Episiotomy is an incision made in the area between the vagina and the rectum at the time of the delivery of the baby’s head. It is done to try to prevent spontaneous lacerations or tears of the vulva, vagina, urethra or clitoris. Many patients wish to avoid an episiotomy. We believe that patients truly wish to avoid or minimize any damage to that part of the body, and that is our goal. However, at times there may be a medical indication for episiotomy, such as fetal distress, or to prevent a potentially large tear. Our goal is for you to go home with the fewest stitches possible!

Epidurals (click here)

Fetal Monitoring

We do believe in the use of external electronic fetal monitoring. This need not be continuous and we offer intermittent monitoring at your request. Internal fetal monitoring is performed for medical indications.


You are not “strapped down” in bed during labor. Patients may ambulate during labor, go to the restroom, even shower if they wish to (and if there is no medical contraindication).

There are 2 patients

It is important to understand that an obstetrician is responsible for two patients, the mother and the baby. If a situation presents itself that appears to put the fetus at risk, then the doctor is obligated to suggest and encourage interventions designed to minimize and/or prevent a possible adverse outcome. This may mean completely disregarding a “Birth Plan” and implementing various degrees of medical care including the possibility of Cesarean Section.

No medical intervention

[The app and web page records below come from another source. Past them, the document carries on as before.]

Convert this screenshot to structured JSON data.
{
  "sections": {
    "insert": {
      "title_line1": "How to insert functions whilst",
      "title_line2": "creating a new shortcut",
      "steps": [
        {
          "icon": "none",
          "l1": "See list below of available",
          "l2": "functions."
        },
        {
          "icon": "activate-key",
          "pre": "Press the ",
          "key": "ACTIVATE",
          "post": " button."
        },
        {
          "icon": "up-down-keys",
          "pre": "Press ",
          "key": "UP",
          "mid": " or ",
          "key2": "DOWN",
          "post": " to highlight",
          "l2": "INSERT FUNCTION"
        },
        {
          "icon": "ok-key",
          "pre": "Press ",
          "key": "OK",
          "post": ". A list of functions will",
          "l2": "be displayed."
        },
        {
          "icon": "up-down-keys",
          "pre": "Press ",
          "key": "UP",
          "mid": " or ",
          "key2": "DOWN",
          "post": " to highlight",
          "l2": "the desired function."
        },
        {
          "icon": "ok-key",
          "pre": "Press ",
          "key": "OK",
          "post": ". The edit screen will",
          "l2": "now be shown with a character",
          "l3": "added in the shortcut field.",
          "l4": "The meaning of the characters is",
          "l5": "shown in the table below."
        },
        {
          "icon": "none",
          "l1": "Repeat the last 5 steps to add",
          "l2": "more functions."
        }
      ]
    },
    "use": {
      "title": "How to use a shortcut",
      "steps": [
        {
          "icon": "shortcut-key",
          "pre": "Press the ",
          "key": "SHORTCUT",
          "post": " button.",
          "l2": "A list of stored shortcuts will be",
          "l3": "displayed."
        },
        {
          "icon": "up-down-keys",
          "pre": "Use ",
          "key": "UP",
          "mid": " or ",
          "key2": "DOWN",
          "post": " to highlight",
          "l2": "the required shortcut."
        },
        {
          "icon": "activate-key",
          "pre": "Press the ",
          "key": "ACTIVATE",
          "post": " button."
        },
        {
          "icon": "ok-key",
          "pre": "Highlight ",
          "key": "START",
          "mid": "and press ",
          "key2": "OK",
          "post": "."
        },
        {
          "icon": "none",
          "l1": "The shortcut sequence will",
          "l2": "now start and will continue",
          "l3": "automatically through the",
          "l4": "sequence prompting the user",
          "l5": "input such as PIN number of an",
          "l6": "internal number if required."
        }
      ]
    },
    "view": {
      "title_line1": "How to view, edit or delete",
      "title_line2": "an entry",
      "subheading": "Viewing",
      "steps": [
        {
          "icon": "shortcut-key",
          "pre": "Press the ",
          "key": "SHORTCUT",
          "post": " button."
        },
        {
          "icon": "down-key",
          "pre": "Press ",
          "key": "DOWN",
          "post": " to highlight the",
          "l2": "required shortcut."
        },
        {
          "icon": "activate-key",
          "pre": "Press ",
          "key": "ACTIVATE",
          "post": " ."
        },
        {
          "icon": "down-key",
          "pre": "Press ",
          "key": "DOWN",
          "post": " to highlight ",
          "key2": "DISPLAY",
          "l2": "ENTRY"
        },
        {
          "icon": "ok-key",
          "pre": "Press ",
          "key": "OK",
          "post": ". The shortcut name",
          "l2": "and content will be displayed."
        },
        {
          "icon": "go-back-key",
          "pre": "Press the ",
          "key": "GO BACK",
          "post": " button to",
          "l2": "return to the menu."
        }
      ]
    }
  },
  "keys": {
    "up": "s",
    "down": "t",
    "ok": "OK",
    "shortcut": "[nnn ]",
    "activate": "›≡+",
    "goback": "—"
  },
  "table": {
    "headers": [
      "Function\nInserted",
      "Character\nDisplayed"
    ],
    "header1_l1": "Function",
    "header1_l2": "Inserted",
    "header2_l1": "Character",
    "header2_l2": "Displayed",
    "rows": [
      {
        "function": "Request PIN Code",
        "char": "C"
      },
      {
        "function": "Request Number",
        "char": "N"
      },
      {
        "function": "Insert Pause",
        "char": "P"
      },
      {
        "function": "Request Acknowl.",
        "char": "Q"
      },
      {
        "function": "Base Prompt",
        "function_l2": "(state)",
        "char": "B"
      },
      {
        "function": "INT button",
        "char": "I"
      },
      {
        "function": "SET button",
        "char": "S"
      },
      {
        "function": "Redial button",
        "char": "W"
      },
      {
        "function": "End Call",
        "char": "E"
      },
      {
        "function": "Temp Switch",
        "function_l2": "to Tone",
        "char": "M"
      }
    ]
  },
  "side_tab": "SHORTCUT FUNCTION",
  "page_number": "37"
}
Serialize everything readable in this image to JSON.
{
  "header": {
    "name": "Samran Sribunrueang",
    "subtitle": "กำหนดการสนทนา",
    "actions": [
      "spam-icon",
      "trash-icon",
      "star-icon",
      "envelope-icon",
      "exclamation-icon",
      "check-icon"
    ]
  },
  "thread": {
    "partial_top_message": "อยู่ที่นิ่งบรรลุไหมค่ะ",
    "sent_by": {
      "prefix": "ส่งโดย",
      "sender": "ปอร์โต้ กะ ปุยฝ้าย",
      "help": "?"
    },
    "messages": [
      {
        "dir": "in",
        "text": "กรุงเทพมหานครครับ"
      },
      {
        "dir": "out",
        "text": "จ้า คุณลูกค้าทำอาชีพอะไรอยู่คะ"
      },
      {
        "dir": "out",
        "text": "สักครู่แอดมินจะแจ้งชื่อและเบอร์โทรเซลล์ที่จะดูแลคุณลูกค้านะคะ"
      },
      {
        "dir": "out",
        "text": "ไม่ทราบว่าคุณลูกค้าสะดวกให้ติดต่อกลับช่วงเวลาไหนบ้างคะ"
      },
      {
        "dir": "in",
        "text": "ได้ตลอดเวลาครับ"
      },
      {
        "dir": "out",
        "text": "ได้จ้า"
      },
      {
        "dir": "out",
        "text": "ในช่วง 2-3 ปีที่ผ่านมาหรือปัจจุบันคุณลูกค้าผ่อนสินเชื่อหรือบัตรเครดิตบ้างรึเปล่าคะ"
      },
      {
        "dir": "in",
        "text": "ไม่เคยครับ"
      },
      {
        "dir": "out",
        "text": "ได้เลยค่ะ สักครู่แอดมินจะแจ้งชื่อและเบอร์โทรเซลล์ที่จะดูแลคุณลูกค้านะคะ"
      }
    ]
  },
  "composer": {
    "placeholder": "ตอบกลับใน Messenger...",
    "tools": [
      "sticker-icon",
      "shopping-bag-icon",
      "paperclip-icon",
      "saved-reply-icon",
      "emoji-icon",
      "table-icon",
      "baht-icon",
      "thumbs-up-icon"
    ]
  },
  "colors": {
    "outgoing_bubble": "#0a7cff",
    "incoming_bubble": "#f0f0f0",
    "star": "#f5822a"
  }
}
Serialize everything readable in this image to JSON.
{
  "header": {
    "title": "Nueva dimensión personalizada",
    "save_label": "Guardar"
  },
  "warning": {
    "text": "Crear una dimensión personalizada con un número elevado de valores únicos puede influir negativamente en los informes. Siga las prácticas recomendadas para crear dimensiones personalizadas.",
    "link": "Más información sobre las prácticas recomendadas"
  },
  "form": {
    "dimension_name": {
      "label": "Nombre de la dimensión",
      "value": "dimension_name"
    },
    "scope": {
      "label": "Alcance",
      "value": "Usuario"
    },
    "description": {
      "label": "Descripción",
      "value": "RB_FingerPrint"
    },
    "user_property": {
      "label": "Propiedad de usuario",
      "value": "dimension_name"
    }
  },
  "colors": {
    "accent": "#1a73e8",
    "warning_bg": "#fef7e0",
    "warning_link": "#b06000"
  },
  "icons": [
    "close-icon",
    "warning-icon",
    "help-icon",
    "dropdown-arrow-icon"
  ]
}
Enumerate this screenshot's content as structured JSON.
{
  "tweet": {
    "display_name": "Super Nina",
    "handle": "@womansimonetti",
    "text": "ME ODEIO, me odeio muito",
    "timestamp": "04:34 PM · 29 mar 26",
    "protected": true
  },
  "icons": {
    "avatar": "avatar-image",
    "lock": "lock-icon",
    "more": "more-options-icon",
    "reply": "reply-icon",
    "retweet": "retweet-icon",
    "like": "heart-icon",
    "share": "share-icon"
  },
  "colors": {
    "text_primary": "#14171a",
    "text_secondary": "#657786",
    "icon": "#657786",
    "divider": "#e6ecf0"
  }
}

Some patients want to have an entirely natural delivery. No medications, no fetal monitoring, no intravenous, and essentially little or no medical intervention. Dr. Jick does not feel comfortable with this situation and feels that you would be much better off finding another obstetrician who would be more accommodating to your preferences.